Ans. Discharge of sewage water into a river will increase nutrients and thereby promotes algal growth. This will result in rise of BOD (Biochemical Oxygen Demand) as decomposers will consume more dissolved oxygen in river. If sewage quantity is large, the whole of the dissolved oxygen will be consumed leaving nothing for respiration of fishes and other aquatic organisms. This increases the mortality rate of aquatic creatures.
Long Answer Questions
Question. With the help of a flow chart, show the phenomenon of biomagnification of DDT in an aquatic food chain.
Question. Explain accelerated eutrophication. Mention any two consequences of this phenomenon.
Ans. Accelerated eutrophication is nutrient enrichment of water bodies due to human activities like passage of sewage.
(i) Large amount of nutrients in water causes excessive growth of planktonic algae (called algal bloom) which impart characteristic colour to water bodies.
(ii) Depletion of oxygen content of water leading to the death of the aquatic organisms.
Question. With the help of a flow-chart exhibit the events of eutrophication.
Question. Eutrophication is the natural aging of a lake. Explain.
Ans. Eutrophication is the natural aging of a lake by biological enrichment of its water. In a young lake, the water being cold and clear, does not support much life. But with time, streams draining into the lake introduce nutrients such as nitrogen and phosphorus, which encourage the growth of aquatic organisms. As the lake’s fertility increases, plant and animal life begins to develop and organic remains begin to be deposited on the lake’s bottom. Over the centuries, as silt and organic debris pile up, the lake grows shallower and warmer. Now, the warm water organisms replace those that live in a cold environment. Marsh plants take root in the shallows and begin to fill in the original lake basin. Eventually, the lake develops large masses of floating plants (bog), finally converting into land.

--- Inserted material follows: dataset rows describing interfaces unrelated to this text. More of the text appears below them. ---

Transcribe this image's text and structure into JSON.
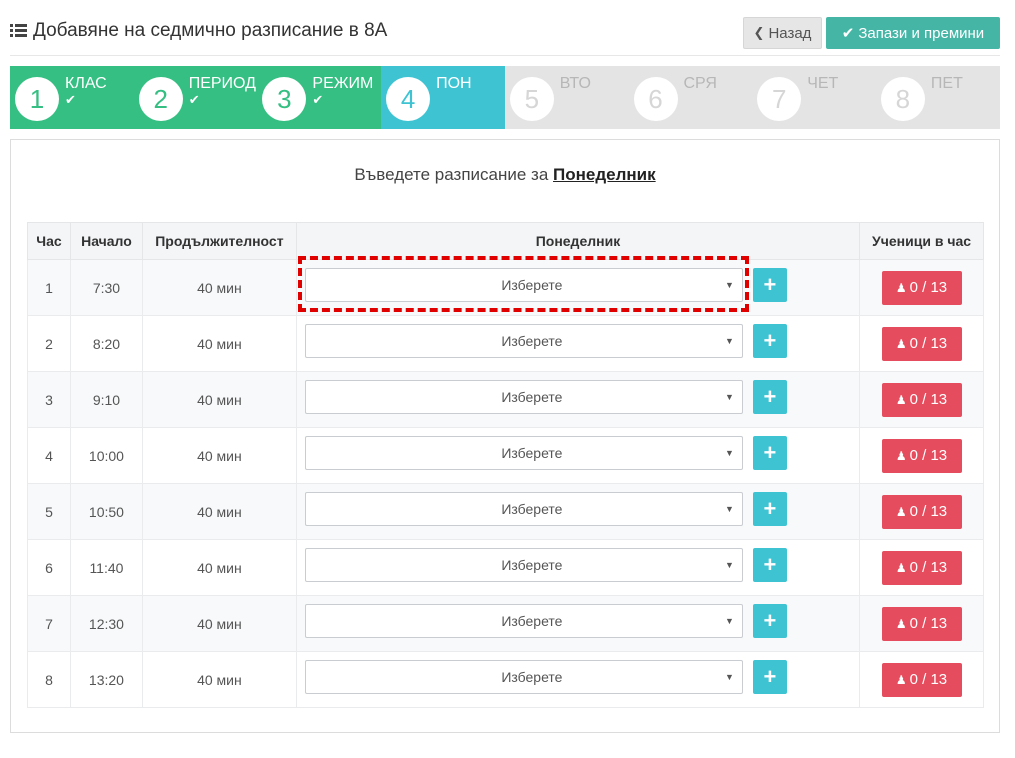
{
  "header": {
    "title": "Добавяне на седмично разписание в 8А",
    "back_label": "Назад",
    "save_label": "Запази и премини"
  },
  "steps": [
    {
      "num": "1",
      "label": "КЛАС",
      "state": "done"
    },
    {
      "num": "2",
      "label": "ПЕРИОД",
      "state": "done"
    },
    {
      "num": "3",
      "label": "РЕЖИМ",
      "state": "done"
    },
    {
      "num": "4",
      "label": "ПОН",
      "state": "active"
    },
    {
      "num": "5",
      "label": "ВТО",
      "state": "todo"
    },
    {
      "num": "6",
      "label": "СРЯ",
      "state": "todo"
    },
    {
      "num": "7",
      "label": "ЧЕТ",
      "state": "todo"
    },
    {
      "num": "8",
      "label": "ПЕТ",
      "state": "todo"
    }
  ],
  "instruction": {
    "prefix": "Въведете разписание за",
    "day": "Понеделник"
  },
  "table": {
    "headers": {
      "hour": "Час",
      "start": "Начало",
      "duration": "Продължителност",
      "day": "Понеделник",
      "students": "Ученици в час"
    },
    "select_placeholder": "Изберете",
    "rows": [
      {
        "hour": "1",
        "start": "7:30",
        "duration": "40 мин",
        "students": "0 / 13"
      },
      {
        "hour": "2",
        "start": "8:20",
        "duration": "40 мин",
        "students": "0 / 13"
      },
      {
        "hour": "3",
        "start": "9:10",
        "duration": "40 мин",
        "students": "0 / 13"
      },
      {
        "hour": "4",
        "start": "10:00",
        "duration": "40 мин",
        "students": "0 / 13"
      },
      {
        "hour": "5",
        "start": "10:50",
        "duration": "40 мин",
        "students": "0 / 13"
      },
      {
        "hour": "6",
        "start": "11:40",
        "duration": "40 мин",
        "students": "0 / 13"
      },
      {
        "hour": "7",
        "start": "12:30",
        "duration": "40 мин",
        "students": "0 / 13"
      },
      {
        "hour": "8",
        "start": "13:20",
        "duration": "40 мин",
        "students": "0 / 13"
      }
    ]
  },
  "icons": {
    "title": "list-icon",
    "back": "chevron-left-icon",
    "save": "check-icon",
    "add": "plus-icon",
    "students": "person-icon",
    "select": "caret-down-icon"
  },
  "colors": {
    "step_done": "#35bf82",
    "step_active": "#3ec3d3",
    "step_todo": "#e4e4e4",
    "save_button": "#45b6a6",
    "students_button": "#e54c5d",
    "highlight": "#e00000"
  }
}
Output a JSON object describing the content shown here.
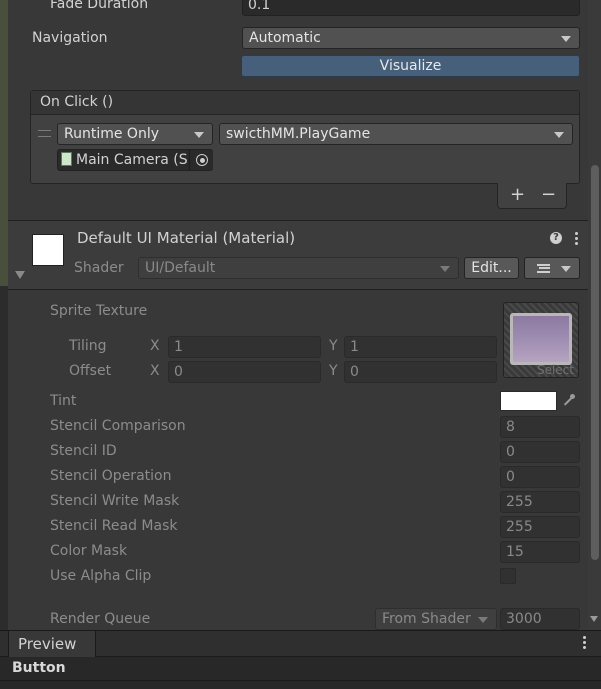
{
  "button_inspector": {
    "fade_duration": {
      "label": "Fade Duration",
      "value": "0.1"
    },
    "navigation": {
      "label": "Navigation",
      "value": "Automatic"
    },
    "visualize_label": "Visualize"
  },
  "on_click": {
    "header": "On Click ()",
    "runtime": "Runtime Only",
    "function": "swicthMM.PlayGame",
    "target_object": "Main Camera (S",
    "add_label": "+",
    "remove_label": "−"
  },
  "material": {
    "title": "Default UI Material (Material)",
    "shader_label": "Shader",
    "shader_value": "UI/Default",
    "edit_label": "Edit...",
    "sprite_texture_label": "Sprite Texture",
    "tiling_label": "Tiling",
    "offset_label": "Offset",
    "x_label": "X",
    "y_label": "Y",
    "tiling_x": "1",
    "tiling_y": "1",
    "offset_x": "0",
    "offset_y": "0",
    "select_label": "Select",
    "properties": [
      {
        "label": "Tint"
      },
      {
        "label": "Stencil Comparison",
        "value": "8"
      },
      {
        "label": "Stencil ID",
        "value": "0"
      },
      {
        "label": "Stencil Operation",
        "value": "0"
      },
      {
        "label": "Stencil Write Mask",
        "value": "255"
      },
      {
        "label": "Stencil Read Mask",
        "value": "255"
      },
      {
        "label": "Color Mask",
        "value": "15"
      },
      {
        "label": "Use Alpha Clip"
      }
    ],
    "render_queue": {
      "label": "Render Queue",
      "mode": "From Shader",
      "value": "3000"
    }
  },
  "preview": {
    "tab_label": "Preview",
    "object_name": "Button"
  },
  "colors": {
    "accent": "#46607c",
    "panel": "#383838",
    "field": "#2a2a2a"
  }
}
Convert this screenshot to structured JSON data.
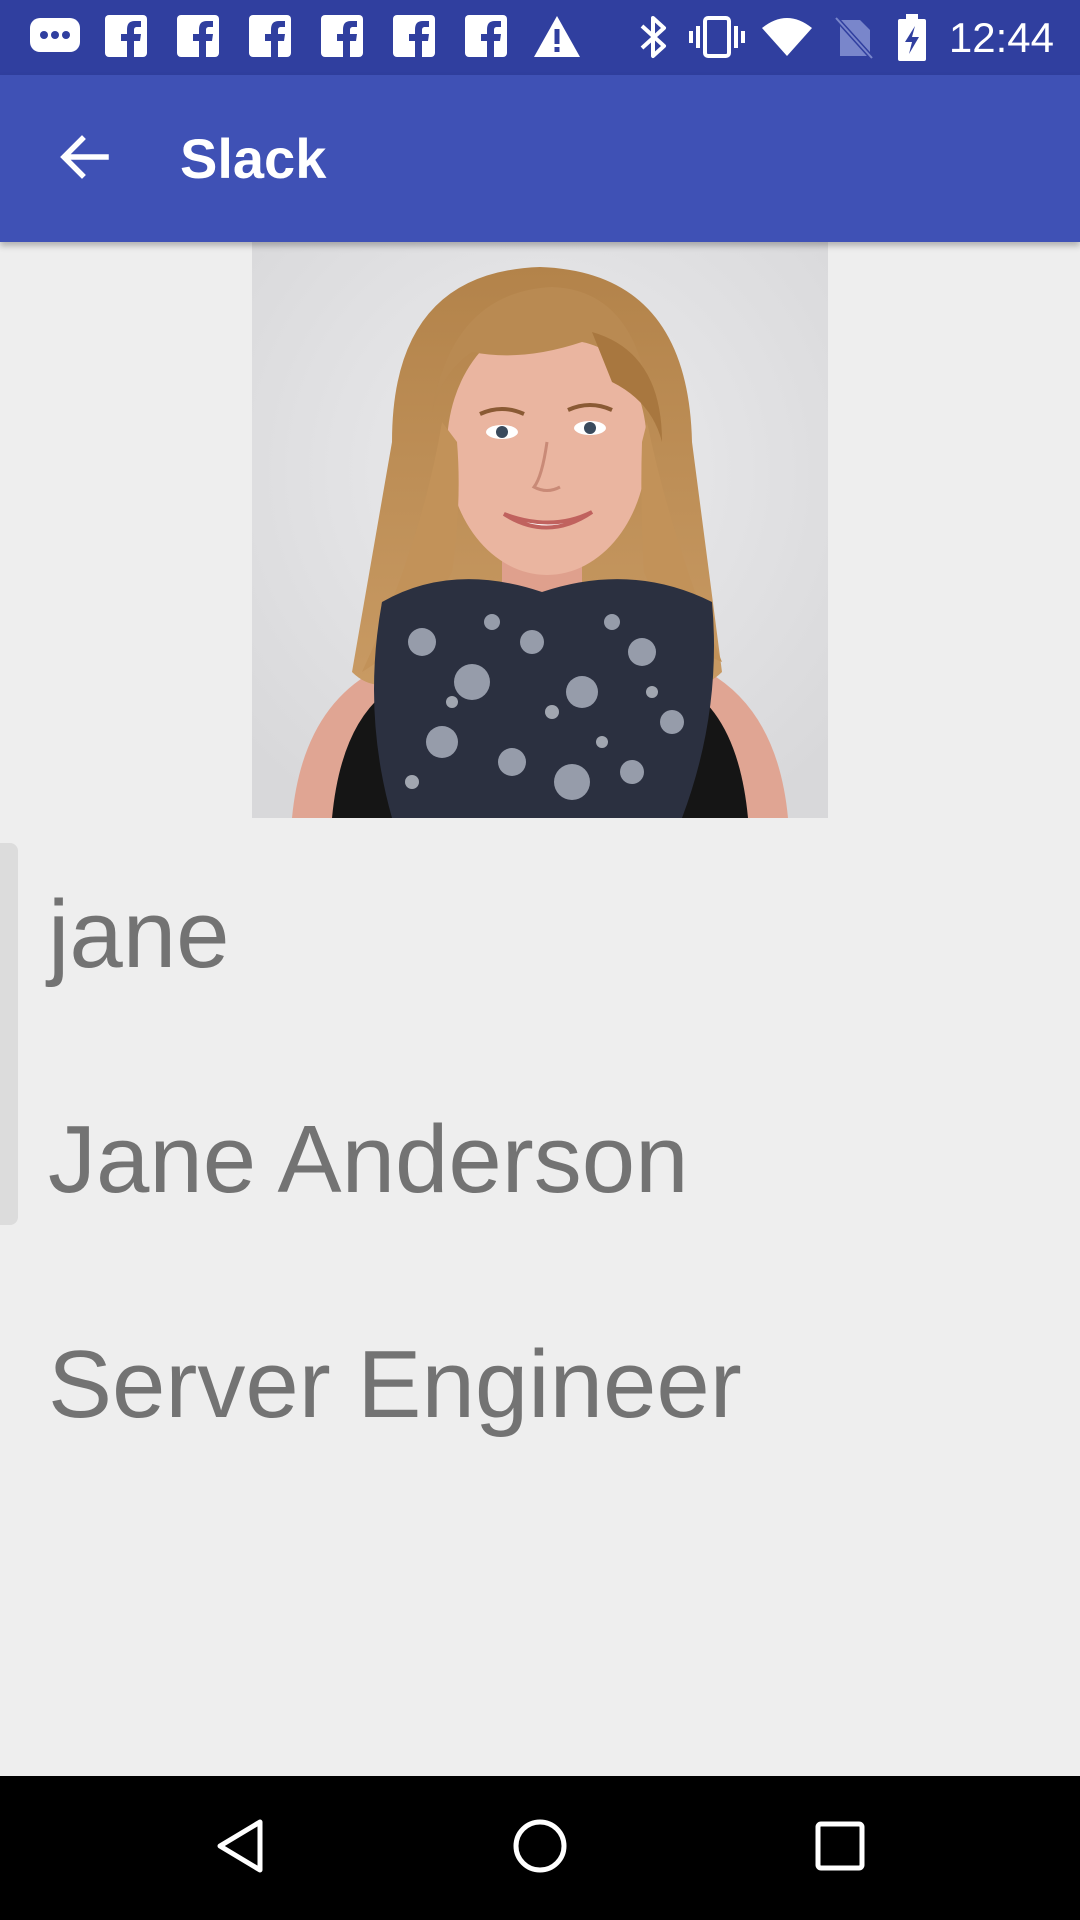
{
  "status_bar": {
    "time": "12:44",
    "notification_icons": [
      "messenger-icon",
      "facebook-icon",
      "facebook-icon",
      "facebook-icon",
      "facebook-icon",
      "facebook-icon",
      "facebook-icon",
      "warning-icon"
    ],
    "system_icons": [
      "bluetooth-icon",
      "vibrate-icon",
      "wifi-icon",
      "no-sim-icon",
      "battery-charging-icon"
    ]
  },
  "app_bar": {
    "title": "Slack",
    "back_icon": "arrow-back-icon"
  },
  "profile": {
    "photo": "profile-photo",
    "username": "jane",
    "full_name": "Jane Anderson",
    "job_title": "Server Engineer"
  },
  "nav_bar": {
    "buttons": [
      "back-triangle-icon",
      "home-circle-icon",
      "recents-square-icon"
    ]
  },
  "colors": {
    "status_bar": "#303f9f",
    "app_bar": "#3f51b5",
    "background": "#eeeeee",
    "text": "#737373",
    "nav_bar": "#000000"
  }
}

Question. What is eutrophication? How does a lake undergo accelerated eutrophication?
• It is defined as the natural aging of a lake by biological enrichment of its water.
• Water in a young lake is cold and clear to support life.
• With time, it is enriched with nutrients like nitrogen and phosphorus by streams draining into it.
• This encourages growth of aquatic life—plant and animal life.
• Organic remains deposit at the bottom of the lake and with time makes the water warmer and shallower.
• Marsh plants take root in the shallows and begin to fill in original lake basin.
• Eventually, floating plants develop in the lake, finally converting it into land.
• According to climate, size of the lake and other factors, natural ageing of lake may span up to thousands of years.
• The accelerated aging of lakes due to sewage, agricultural and industrial wastes is called cultural or accelerated eutrophication.
Question. Explain the cause of algal bloom in a water body. How does it affect an ecosystem?
How does algal bloom destroy the quality of a fresh water body? Explain.
Ans. Domestic sewage and industrial effluents contains nutrients like nitrogen and phosphorus which favour the excessive growth of planktonic (free-floating) algae.
Its harmful effects cause:
(i) sharp decline in dissolved oxygen content in the water.
(ii) deterioration of water quality and causes mortality of aquatic life forms.
(iii) distinct odour from the water bodies.
Question. Discuss briefly the following:
(a) Greenhouse gases (b) Catalytic converter (c) Ultraviolet B
Ans. (a) Greenhouse gases: The gases which allow solar radiations to pass through them but retain and partially reflect back radiation of longer wavelength are called greenhouse gases, e.g., CO2, NO2, CH4, etc. These gases are required to keep earth warm and hospitable. They prevent a substantial part of long wave radiations emitted by earth to escape into space.
Rather greenhouse gases radiate a part of this energy back to the earth.
(b) Catalytic converter: Refer to Basic Concepts Point 2 (iv)(c).
(c) Ultraviolet B: These are UV radiations with wavelength ranging between 280–320 nm. They are harmful radiations that penetrate through the ozone hole to reach the earth. Ozone shield is thinning over the equator. UV-B radiation causes cataract and skin cancer in human beings.
High levels of UV-B radiation damages DNA of an individual.